and if they want we here I am per
fectly willing to stay. To me it
matters not whereT am.
I haven't bad any mail since
Feb. 1st., 1918, before I left the
states, except one letter from Wat
You can't imagine how it makes
one feel coming over to a foreign
country, though it isn't so bad be
cause there are mure Americans
than Frenchmen where we are. It
seems just like you were in the
states as far as the language is con
cerned, but the country is entirely
different. I am
Your devoted son,
J. P. Ouzts.
51st Co,. 2nd Battalion, 5th Reg.
U. S. M. C., A. E. F. Via P. M.
New York City.
The Outlook Encouraging.
Sitting by the window of one of
the coaches attached to the train
that was to carry the Tillman funeral
part back to Washington from Tren
ton, Uncle Joe Cannon of Illinois
dean of the house and a national fig
ure, declared that he did not think
the people of this section were in any
danger of starvation. He had observ
ed the splendid crops in the "ridge
section." The same thought occurred
to others who journeyed yesterday
to Trenton. Magnificent fields of cot
ton and corn are to be seen all along
the road from Columbia to Trenton.
Every home place has its garden, too,
and from the road it seemed that ev
ry garden was planted to the limit.
The vegetables looked fresh and fine.
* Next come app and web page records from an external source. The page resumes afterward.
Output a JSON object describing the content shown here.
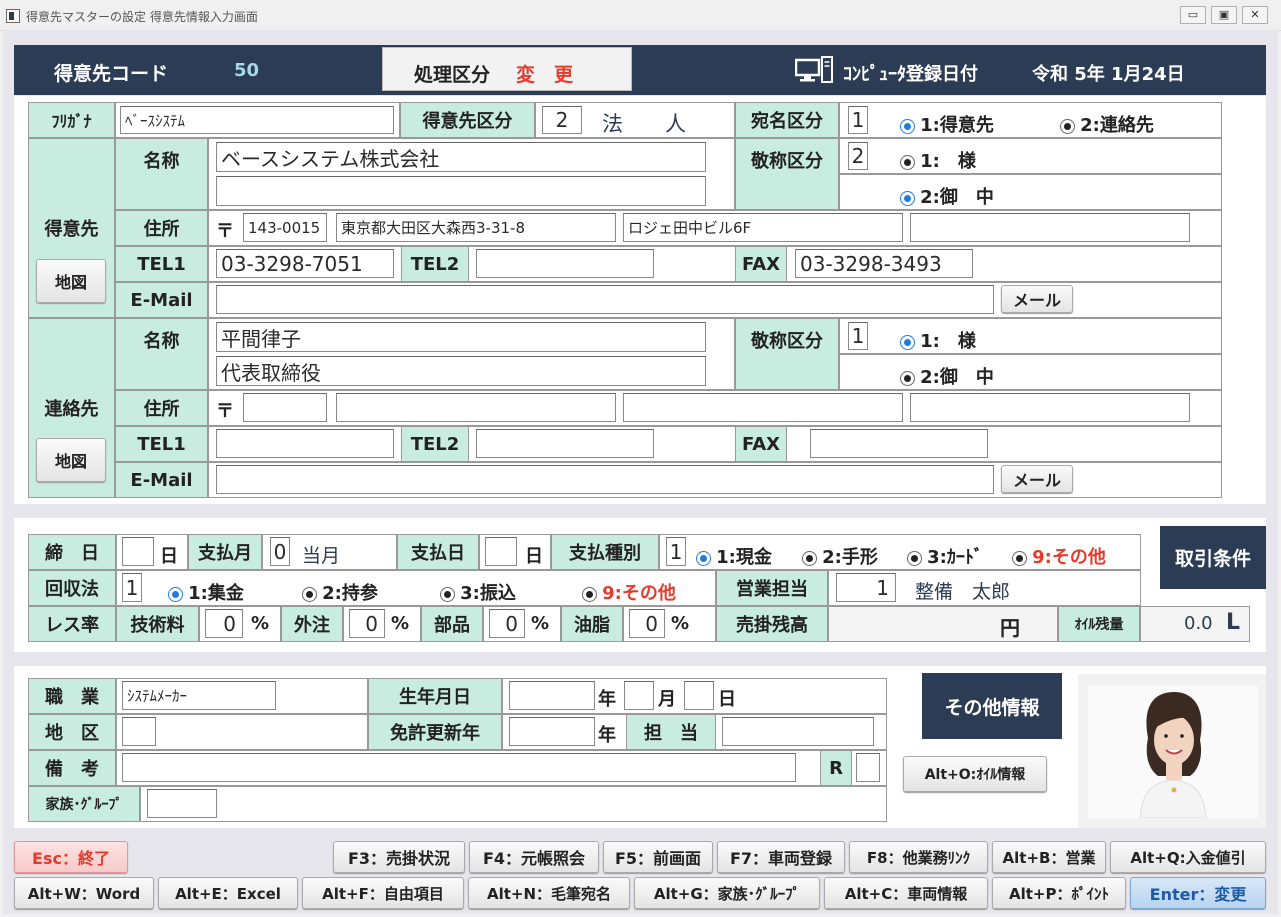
{
  "window": {
    "title": "得意先マスターの設定 得意先情報入力画面",
    "buttons": [
      "▭",
      "▣",
      "✕"
    ]
  },
  "header": {
    "code_label": "得意先コード",
    "code_value": "50",
    "proc_label": "処理区分",
    "proc_value": "変　更",
    "reg_label": "ｺﾝﾋﾟｭｰﾀ登録日付",
    "reg_date": "令和 5年 1月24日"
  },
  "customer": {
    "furigana_label": "ﾌﾘｶﾞﾅ",
    "furigana_value": "ﾍﾞｰｽｼｽﾃﾑ",
    "kubun_label": "得意先区分",
    "kubun_value": "2",
    "kubun_text": "法　　人",
    "atena_label": "宛名区分",
    "atena_value": "1",
    "atena_opt1": "1:得意先",
    "atena_opt2": "2:連絡先",
    "section_label": "得意先",
    "map_button": "地図",
    "name_label": "名称",
    "name1": "ベースシステム株式会社",
    "name2": "",
    "keisho_label": "敬称区分",
    "keisho_value": "2",
    "keisho_opt1": "1:　様",
    "keisho_opt2": "2:御　中",
    "addr_label": "住所",
    "postal_mark": "〒",
    "postal": "143-0015",
    "addr1": "東京都大田区大森西3-31-8",
    "addr2": "ロジェ田中ビル6F",
    "addr3": "",
    "tel1_label": "TEL1",
    "tel1": "03-3298-7051",
    "tel2_label": "TEL2",
    "tel2": "",
    "fax_label": "FAX",
    "fax": "03-3298-3493",
    "email_label": "E-Mail",
    "email": "",
    "mail_button": "メール"
  },
  "contact": {
    "section_label": "連絡先",
    "map_button": "地図",
    "name_label": "名称",
    "name1": "平間律子",
    "name2": "代表取締役",
    "keisho_label": "敬称区分",
    "keisho_value": "1",
    "keisho_opt1": "1:　様",
    "keisho_opt2": "2:御　中",
    "addr_label": "住所",
    "postal_mark": "〒",
    "postal": "",
    "addr1": "",
    "addr2": "",
    "addr3": "",
    "tel1_label": "TEL1",
    "tel1": "",
    "tel2_label": "TEL2",
    "tel2": "",
    "fax_label": "FAX",
    "fax": "",
    "email_label": "E-Mail",
    "email": "",
    "mail_button": "メール"
  },
  "terms": {
    "shime_label": "締　日",
    "shime_value": "",
    "day_unit": "日",
    "shiharai_tsuki_label": "支払月",
    "shiharai_tsuki_value": "0",
    "shiharai_tsuki_text": "当月",
    "shiharai_bi_label": "支払日",
    "shiharai_bi_value": "",
    "shubetsu_label": "支払種別",
    "shubetsu_value": "1",
    "shubetsu_opt1": "1:現金",
    "shubetsu_opt2": "2:手形",
    "shubetsu_opt3": "3:ｶｰﾄﾞ",
    "shubetsu_opt9": "9:その他",
    "conditions_button": "取引条件",
    "kaishu_label": "回収法",
    "kaishu_value": "1",
    "kaishu_opt1": "1:集金",
    "kaishu_opt2": "2:持参",
    "kaishu_opt3": "3:振込",
    "kaishu_opt9": "9:その他",
    "eigyo_label": "営業担当",
    "eigyo_value": "1",
    "eigyo_name": "整備　太郎",
    "less_label": "レス率",
    "gijutsu_label": "技術料",
    "gijutsu_value": "0",
    "gaichu_label": "外注",
    "gaichu_value": "0",
    "buhin_label": "部品",
    "buhin_value": "0",
    "yushi_label": "油脂",
    "yushi_value": "0",
    "pct": "%",
    "urikake_label": "売掛残高",
    "urikake_unit": "円",
    "oil_label": "ｵｲﾙ残量",
    "oil_value": "0.0",
    "oil_unit": "L"
  },
  "other": {
    "shokugyo_label": "職　業",
    "shokugyo_value": "ｼｽﾃﾑﾒｰｶｰ",
    "birth_label": "生年月日",
    "year_unit": "年",
    "month_unit": "月",
    "day_unit": "日",
    "chiku_label": "地　区",
    "license_label": "免許更新年",
    "tanto_label": "担　当",
    "biko_label": "備　考",
    "r_label": "R",
    "family_label": "家族･ｸﾞﾙｰﾌﾟ",
    "info_button": "その他情報",
    "oil_button": "Alt+O:ｵｲﾙ情報"
  },
  "fkeys": {
    "row1": [
      {
        "label": "Esc：終了"
      },
      {
        "label": "F3：売掛状況"
      },
      {
        "label": "F4：元帳照会"
      },
      {
        "label": "F5：前画面"
      },
      {
        "label": "F7：車両登録"
      },
      {
        "label": "F8：他業務ﾘﾝｸ"
      },
      {
        "label": "Alt+B：営業"
      },
      {
        "label": "Alt+Q:入金値引"
      }
    ],
    "row2": [
      {
        "label": "Alt+W：Word"
      },
      {
        "label": "Alt+E：Excel"
      },
      {
        "label": "Alt+F：自由項目"
      },
      {
        "label": "Alt+N：毛筆宛名"
      },
      {
        "label": "Alt+G：家族･ｸﾞﾙｰﾌﾟ"
      },
      {
        "label": "Alt+C：車両情報"
      },
      {
        "label": "Alt+P：ﾎﾟｲﾝﾄ"
      },
      {
        "label": "Enter：変更"
      }
    ]
  },
  "colors": {
    "navy": "#2b3c54",
    "teal": "#c8ecdf",
    "red": "#e53b2c",
    "radio_blue": "#1e7be0"
  },
  "icons": [
    "computer-icon",
    "radio-selected-icon",
    "radio-unselected-icon",
    "app-icon",
    "photo-portrait"
  ]
}
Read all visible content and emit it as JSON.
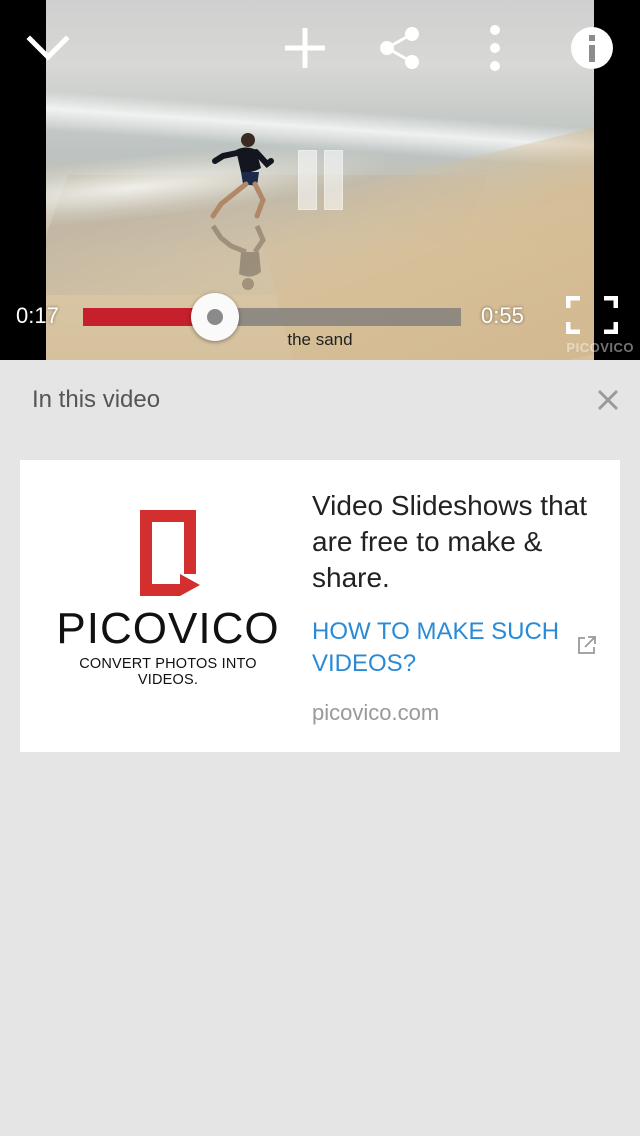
{
  "player": {
    "current_time": "0:17",
    "duration": "0:55",
    "progress_fraction": 0.35,
    "caption": "the sand",
    "watermark": "PICOVICO",
    "icons": [
      "chevron-down-icon",
      "plus-icon",
      "share-icon",
      "more-vertical-icon",
      "info-icon",
      "pause-icon",
      "fullscreen-icon"
    ]
  },
  "panel": {
    "title": "In this video",
    "close_icon": "close-icon"
  },
  "card": {
    "logo_name": "PICOVICO",
    "logo_tagline": "CONVERT PHOTOS INTO VIDEOS.",
    "title": "Video Slideshows that are free to make & share.",
    "link_label": "HOW TO MAKE SUCH VIDEOS?",
    "domain": "picovico.com",
    "brand_color": "#d32f2f",
    "link_color": "#2a8ad6"
  }
}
As Uncle Joe says, there is no dan
ger of starvation in the "ridge sec
tion" of South Carolina.-Columbia